§ PROBLEM REQUIREMENTS: Please report every line in the entries that contains the string "name".

RECORDS PROVIDED Block Start

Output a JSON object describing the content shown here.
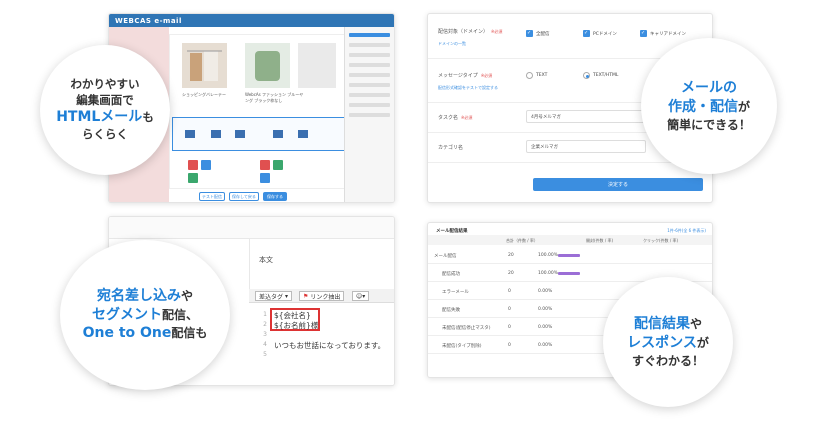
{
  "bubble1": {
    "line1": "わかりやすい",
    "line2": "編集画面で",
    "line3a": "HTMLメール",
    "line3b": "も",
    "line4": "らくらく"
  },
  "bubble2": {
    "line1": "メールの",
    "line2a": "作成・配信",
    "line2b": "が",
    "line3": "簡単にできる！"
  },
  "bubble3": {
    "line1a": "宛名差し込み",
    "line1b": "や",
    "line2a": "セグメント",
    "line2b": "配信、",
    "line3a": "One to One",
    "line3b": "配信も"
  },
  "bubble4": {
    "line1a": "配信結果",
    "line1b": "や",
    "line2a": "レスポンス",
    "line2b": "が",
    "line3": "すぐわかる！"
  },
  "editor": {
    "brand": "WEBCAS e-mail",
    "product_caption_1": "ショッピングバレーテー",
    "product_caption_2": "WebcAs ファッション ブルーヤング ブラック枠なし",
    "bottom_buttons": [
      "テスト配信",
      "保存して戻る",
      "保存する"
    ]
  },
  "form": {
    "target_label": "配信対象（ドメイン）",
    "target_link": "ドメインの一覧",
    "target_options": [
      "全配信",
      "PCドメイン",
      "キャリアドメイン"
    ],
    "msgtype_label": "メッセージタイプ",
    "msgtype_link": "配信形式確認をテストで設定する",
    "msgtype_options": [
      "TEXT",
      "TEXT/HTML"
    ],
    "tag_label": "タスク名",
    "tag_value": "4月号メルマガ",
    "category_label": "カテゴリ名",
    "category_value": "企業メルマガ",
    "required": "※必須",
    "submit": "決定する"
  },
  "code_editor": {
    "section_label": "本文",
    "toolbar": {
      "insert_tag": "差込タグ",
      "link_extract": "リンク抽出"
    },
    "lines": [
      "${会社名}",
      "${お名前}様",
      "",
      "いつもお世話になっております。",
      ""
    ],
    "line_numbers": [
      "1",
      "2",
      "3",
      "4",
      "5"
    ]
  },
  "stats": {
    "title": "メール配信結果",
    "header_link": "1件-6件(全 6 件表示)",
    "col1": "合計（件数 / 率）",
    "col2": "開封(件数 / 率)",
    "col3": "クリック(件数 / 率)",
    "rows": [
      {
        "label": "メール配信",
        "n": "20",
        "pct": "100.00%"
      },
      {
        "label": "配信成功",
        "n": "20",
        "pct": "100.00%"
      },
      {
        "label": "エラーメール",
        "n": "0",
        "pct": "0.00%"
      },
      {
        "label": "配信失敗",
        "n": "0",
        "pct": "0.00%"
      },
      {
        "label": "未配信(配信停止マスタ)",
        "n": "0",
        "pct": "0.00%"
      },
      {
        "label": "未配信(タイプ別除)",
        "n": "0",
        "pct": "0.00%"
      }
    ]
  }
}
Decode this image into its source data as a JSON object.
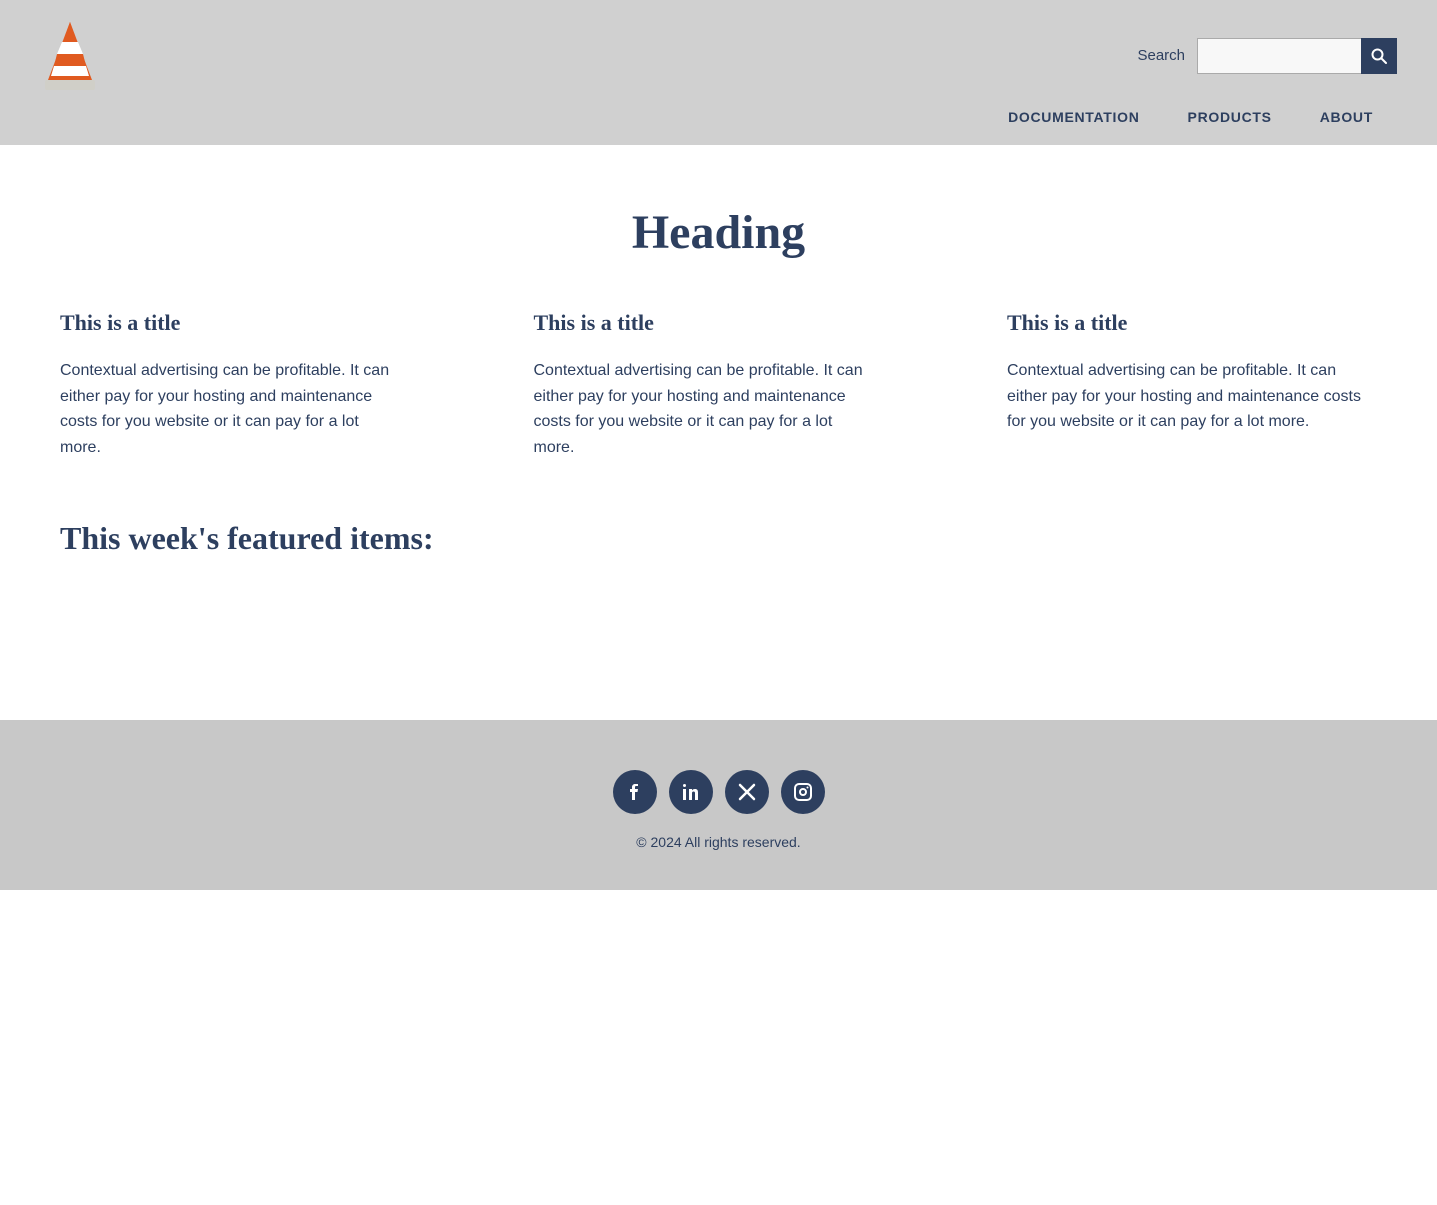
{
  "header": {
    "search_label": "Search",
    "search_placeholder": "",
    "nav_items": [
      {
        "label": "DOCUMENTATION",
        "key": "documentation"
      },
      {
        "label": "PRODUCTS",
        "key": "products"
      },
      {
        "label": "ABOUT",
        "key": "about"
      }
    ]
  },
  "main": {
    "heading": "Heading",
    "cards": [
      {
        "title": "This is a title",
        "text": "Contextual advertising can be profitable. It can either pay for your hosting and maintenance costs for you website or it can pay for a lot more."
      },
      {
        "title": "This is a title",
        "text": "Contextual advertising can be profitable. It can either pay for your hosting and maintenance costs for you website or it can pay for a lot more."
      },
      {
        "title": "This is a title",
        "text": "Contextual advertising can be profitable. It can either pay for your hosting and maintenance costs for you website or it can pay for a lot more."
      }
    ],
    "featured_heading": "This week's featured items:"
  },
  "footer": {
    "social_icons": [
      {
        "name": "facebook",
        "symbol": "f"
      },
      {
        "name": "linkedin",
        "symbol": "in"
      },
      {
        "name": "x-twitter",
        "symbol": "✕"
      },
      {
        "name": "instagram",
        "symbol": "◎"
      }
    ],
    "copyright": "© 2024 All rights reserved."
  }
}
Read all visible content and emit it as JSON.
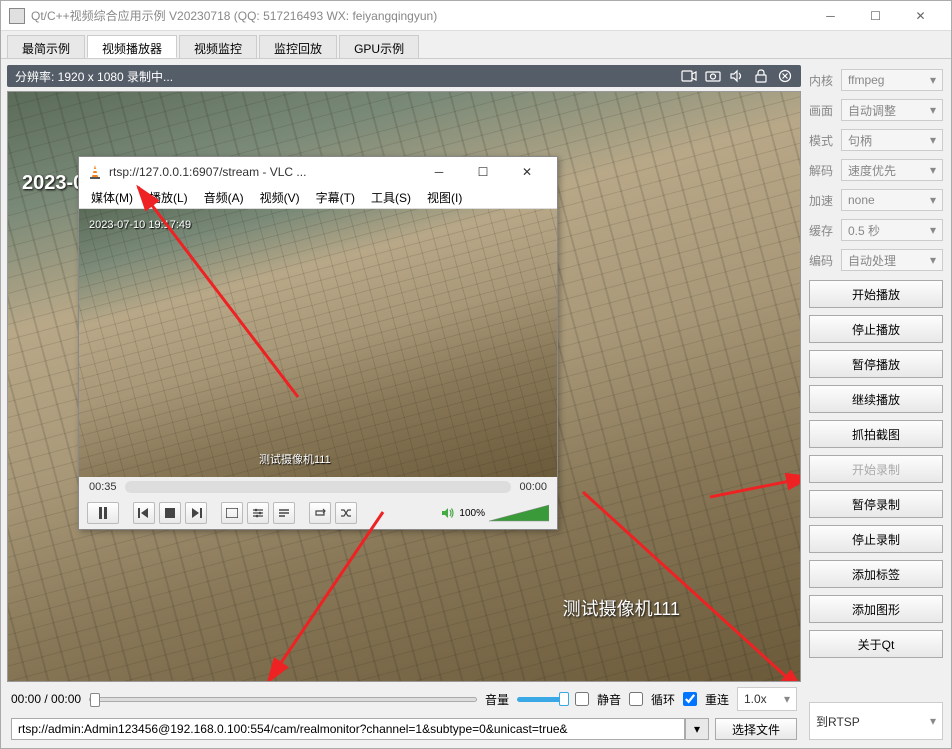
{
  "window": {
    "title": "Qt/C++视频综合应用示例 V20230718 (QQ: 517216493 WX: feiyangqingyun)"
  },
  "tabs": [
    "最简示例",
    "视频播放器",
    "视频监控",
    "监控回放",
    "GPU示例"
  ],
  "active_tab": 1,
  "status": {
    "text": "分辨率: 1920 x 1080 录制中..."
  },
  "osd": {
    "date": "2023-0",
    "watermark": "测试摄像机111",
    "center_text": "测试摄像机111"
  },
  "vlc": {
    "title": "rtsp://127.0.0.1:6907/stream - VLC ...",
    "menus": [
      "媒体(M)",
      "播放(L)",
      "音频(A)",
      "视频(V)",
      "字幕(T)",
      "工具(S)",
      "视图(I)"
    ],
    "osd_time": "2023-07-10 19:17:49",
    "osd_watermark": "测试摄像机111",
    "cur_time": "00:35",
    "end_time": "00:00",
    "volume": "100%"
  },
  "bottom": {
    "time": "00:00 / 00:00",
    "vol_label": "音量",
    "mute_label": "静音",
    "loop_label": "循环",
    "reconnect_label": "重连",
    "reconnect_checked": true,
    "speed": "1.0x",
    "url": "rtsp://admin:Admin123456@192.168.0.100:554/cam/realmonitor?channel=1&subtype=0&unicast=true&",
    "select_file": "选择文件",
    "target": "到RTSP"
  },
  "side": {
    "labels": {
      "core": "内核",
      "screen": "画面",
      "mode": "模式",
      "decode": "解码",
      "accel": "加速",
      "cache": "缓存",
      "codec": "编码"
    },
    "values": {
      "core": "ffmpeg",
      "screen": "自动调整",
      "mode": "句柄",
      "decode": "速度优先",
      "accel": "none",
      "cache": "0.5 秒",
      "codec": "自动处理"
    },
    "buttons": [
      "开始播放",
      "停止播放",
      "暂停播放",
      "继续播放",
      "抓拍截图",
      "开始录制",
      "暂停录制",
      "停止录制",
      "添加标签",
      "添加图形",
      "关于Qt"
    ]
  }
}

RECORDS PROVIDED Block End

§ TASK RESULT:
        "name": "facebook",
        "name": "linkedin",
        "name": "x-twitter",
        "name": "instagram",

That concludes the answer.